Khawaja Asif hit the nail on the head when he pointed out that if we don’t deal with our energy crisis over the next few years, Pakistan’s security cannot be guaranteed. As Water and Power minister, his is the unenviable job of trying to reform the sector, introduce new projects, shake the existing inertia and at the same time raise prices for sporadically available electricity. While the energy policy introduced is not all bad, the main crux of it, ie attracting investment, will prove to be impossible to achieve until the PMLN government does not own up to the fact that security concerns have become synonymous with Pakistan, and no investor worth their salt is comfortable sinking money into a project in a country facing constant threat from extremists and militants.

 Planning for energy security is crucial. Agreed. But so is the need to plan for the physical security of Pakistan. So far, no security policy has been heard of from the new government, except that should the oft-repeated suggestion of “talks” fail to achieve results, “action” would be taken. Is this good enough to reassure investors that their investments will be safe? Hardly.

Large projects buried under the excuse that they require a “consensus”, such as Kalabagh Dam, remain clarion cries for those who would wish an instant fix to the electricity crisis, with one magical project. Unfortunately, while Kalabagh Dam does have tremendous potential as a hydro-project, it’s future is bleak. All but dead in the water, the project has fallen victim to political point-scoring.

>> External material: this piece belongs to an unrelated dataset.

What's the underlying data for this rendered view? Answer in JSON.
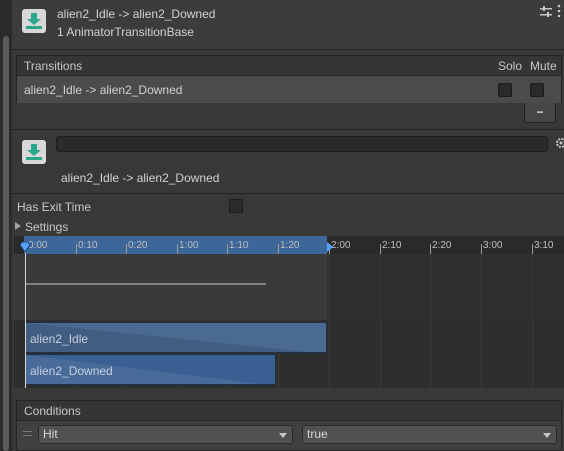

Meanwhile, electricity prices soar, and businesses and individual consumers feeling the pinch raise their voices in protest.

Looking at the present government trying to tackle the energy crisis is like seeing an ostrich bury its head in the sand as a solution to danger. Though the PMLN won the recent election on the basis of the electorate’s anger at the continuous loadshedding to which it was subjected, and on the understanding that it would bring it to an end, the present government has so far, only noticeably raised tariffs.

The crisis facing the country is so huge that all resources must be harnessed. The minister correctly pointed out renewable enrgy resources and marked their importance. But so far, renewable energy and the infrastructure it requires are in the planning stages; while obviously required and essential projects such as the IP gas pipeline demonstrate negligible progress. There is no doubt that the Minister understands the issue, and the concern he has voiced may just be an echo of his own frustration at the slow-moving system. But at the end, good intentions are never enough. He has the burden of also demonstrating progress in solving the issues that plague the sector.